Just days after Shanghai's pension fund scandal snowballed to net the top state statistician, China's president and key judicial officials took advantage of an international anti-graft conference to demonstrate their determination to fight corruption.
Altogether 67,505 government officials have been punished in China for corruption in less than four years since 2003, with more than 17,505 prosecuted and sanctioned in the first eight months of 2006 alone.
Revealing the latest procuratorate statistics, Wang Zhenchuan, deputy procurator-general of the Supreme People's Procuratorate, on Monday said China's anti-graft fight had made progress. "With improvements to the graft prevention system, corruption is on the decline in many sectors."
But he did not provide details of any corruption case when addressing hundreds of representatives from international anti-corruption bodies at the five-day Beijing conference that will last till Thursday.
With Chinese authorities hosting the First Annual Conference and General Meeting of the International Association of Anti-Corruption Authorities (IAACA), Chinese President Hu Jintao attended the conference opening on Sunday and delivered a keynote speech.
"We treat the fight against corruption as a priority, a pressing task that has great influence on the overall development of the country, and which affects the fundamental interests of the Chinese people, equality, justice, social harmony and stability," Hu said.
Hu's words came amid the spiraling Shanghai social security fund scandal which brought down Chen Liangyu, Party Secretary of Shanghai and a member of the Political Bureau of the Communist Party Central Committee.
Chen is the highest ranking official to fall in corruption probes in the past decade. Late last week the high-level graft probe prompted the downfall of Qiu Xiaohua, director of the National Bureau of Statistics.
"We are stepping up efforts to improve the rule of law and create a culture of clean and honest government, while strengthening the supervision of power," Hu said at the opening ceremony of the conference.
China has set up anti-graft bureaus in procuratorates at all levels, and employs 36,000 people in its anti-corruption efforts.
The country's penal code specifies 55 crimes relating to government positions and Chinese procuratorates each year probe nearly 40,000 alleged corruption cases.
"A clean government and the rule of law are two goals China has long been pursuing," Jia Chunwang, director of the Supreme People's Procuratorate, or top prosecutor, said in the speech he delivered to the conference on Monday.
Jia said corruption, if not controlled, would undermine democracy and the rule of law and engender an increase in organized crime and terrorism.
He said his office was willing to seek international assistance in combating graft and "all kinds of cooperation are welcome provided they are effective."
Analysts said international cooperation was crucial for China which is trying to net dozens of crooked officials who fled overseas ahead of or during investigations.
Police records show that 500 people suspected of serious economic crimes, mostly corrupt officials, live at large in foreign countries. The money involved in their cases adds up to a stunning 70 billion yuan (8.75 billion U.S. dollars).

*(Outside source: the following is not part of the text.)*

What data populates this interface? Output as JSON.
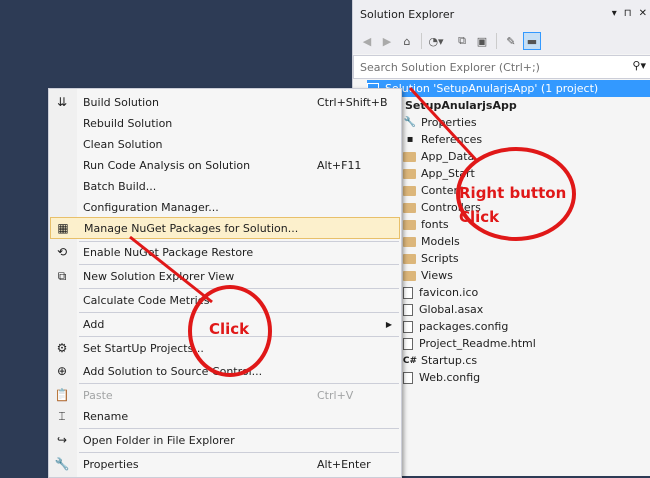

Official corruption has been on the rise since China began economic reform in late 1970s. As they saw other people extract big profits from the economic boom, some ordinary Chinese started to become cynical. Materialism became a new value.
Within an imperfect legal framework, Chinese officials frequently abused their power for personal gain. They bought themselves luxurious houses, sedans, some kept mistresses, and many others put their family members and friends in lucrative businesses.
"Prevention is crucial," said Antonio Maria Costa, executive director of the UN Office on Drugs and Crime, at the ongoing conference, adding that public officials should be forced to disclose their annual earnings and financial assets and governments should routinely investigate obvious discrepancies between reported income and extravagant life styles.
In addition, countries need to combat corruption with effective law enforcement. Influence peddling must be made a criminal offence, along with the abuse of official functions and illicit enrichment, he said.
He urged the establishment of a structured global monitoring mechanism to ensure that international anti-corruption commitments are being implemented.